This comes after the Philippine National Police Crime Laboratory bared in its medico-legal report that the 23-year-old died of natural causes, ruling out homicide.

“I hope that they open their minds and finally listen and see and read the evidence, and finally find it in their hearts to let go, so that we can let go,” Gregorio de Guzman, one of the respondents in the case, said in a media briefing.

De Guzman said they have “fought through and through” to give Sharon Dacera, Christine’s mother, “the peace of mind that she wanted.”

“I hope that she can find it in her heart to accept it. And I hope that she realizes that she is not the only one hurting. That there are 11 other mothers hurting right now, that there are 11 innocent people who are hurting right now, because of all the bashing,” he appealed.

In the medico-legal report, authorities said that ruptured aortic aneurysm remains Dacera’s cause of death. Her heart also weighed 500 grams, larger than the normal 300 grams, which the report said supported her apparently undiagnosed hypertension.

TIMELINE: The Christine Dacera case

Asked about their next step, the respondents’ legal counsel said they are still waiting for the raw CCTV footage from the Makati City hotel where the New Year’s Eve revelry was held.

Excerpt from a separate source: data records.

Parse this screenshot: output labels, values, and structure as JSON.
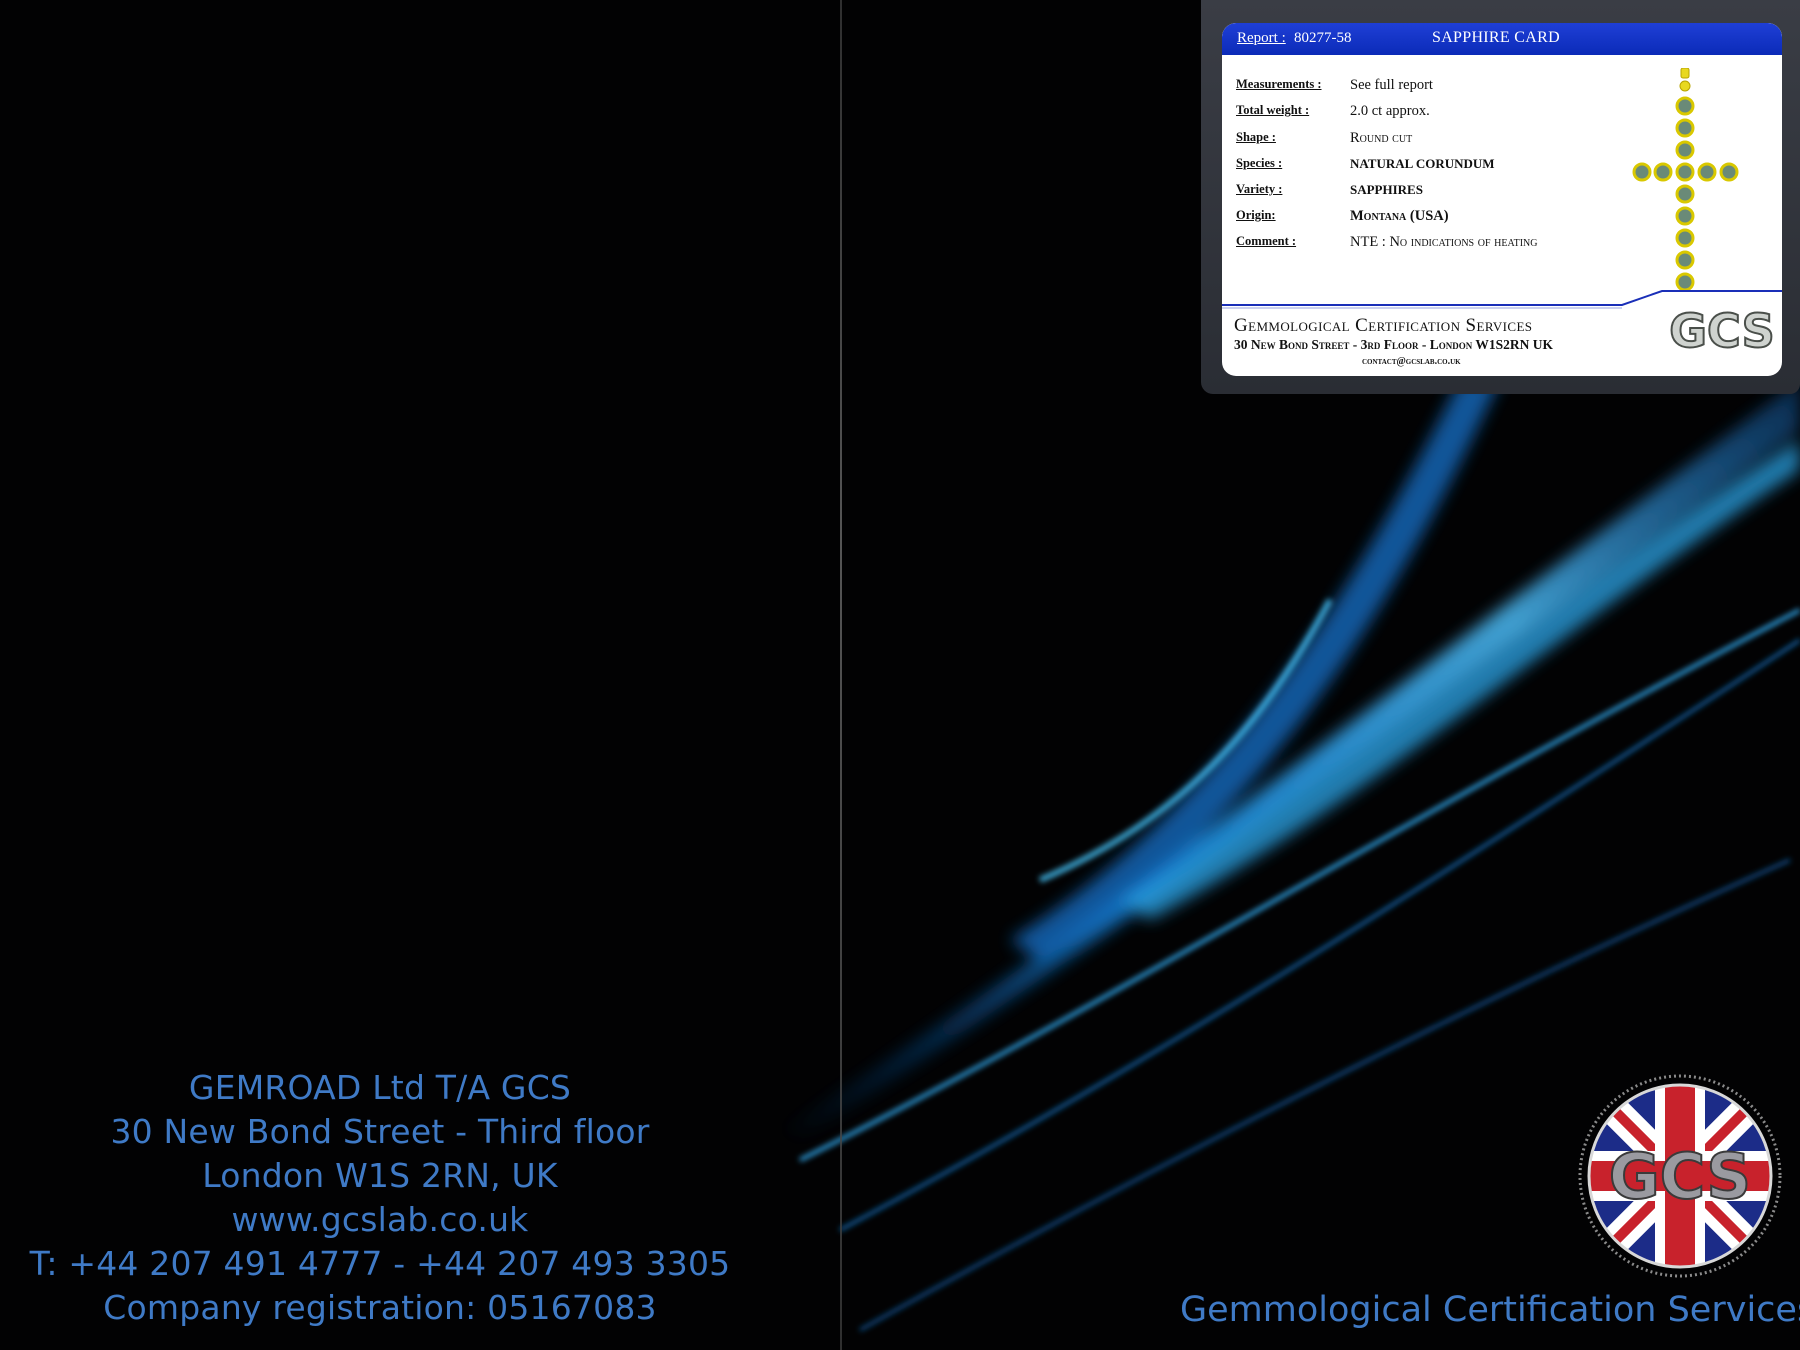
{
  "back_cover": {
    "company": "GEMROAD Ltd T/A GCS",
    "address_line1": "30 New Bond Street - Third floor",
    "address_line2": "London W1S 2RN, UK",
    "website": "www.gcslab.co.uk",
    "phone": "T: +44 207 491 4777 - +44 207 493 3305",
    "registration": "Company registration: 05167083"
  },
  "front_cover": {
    "title": "Gemmological Certification Services"
  },
  "card": {
    "report_label": "Report :",
    "report_number": "80277-58",
    "title": "SAPPHIRE CARD",
    "fields": [
      {
        "label": "Measurements :",
        "value": "See full report"
      },
      {
        "label": "Total weight :",
        "value": "2.0 ct approx."
      },
      {
        "label": "Shape :",
        "value": "Round cut"
      },
      {
        "label": "Species :",
        "value": "NATURAL CORUNDUM"
      },
      {
        "label": "Variety :",
        "value": "SAPPHIRES"
      },
      {
        "label": "Origin:",
        "value": "Montana (USA)"
      },
      {
        "label": "Comment :",
        "value": "NTE : No indications of heating"
      }
    ],
    "lab_name": "Gemmological Certification Services",
    "lab_address": "30 New Bond Street - 3rd Floor - London W1S2RN UK",
    "lab_contact": "contact@gcslab.co.uk",
    "logo_text": "GCS"
  },
  "badge": {
    "text": "GCS"
  },
  "colors": {
    "background": "#020203",
    "text_blue": "#3f7ac6",
    "card_header": "#0b2bb8",
    "swoosh": "#1ea4ff"
  }
}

“We noticed that the CCTV footages submitted by the hotel to the PNP were edited and/or converted,” Atty. Mike Santiago said. “It clearly shows these were not raw footages, so we want them to submit, so we can really know what happened during that time.”

The camp also refused to comment further when asked if they expect a possible dismissal of the proceedings, saying they would not want to “overstep or preempt any findings” of the investigating body.

“We trust that they will evaluate and appreciate the evidence that are before them, and come up with a fair resolution,” Santiago said.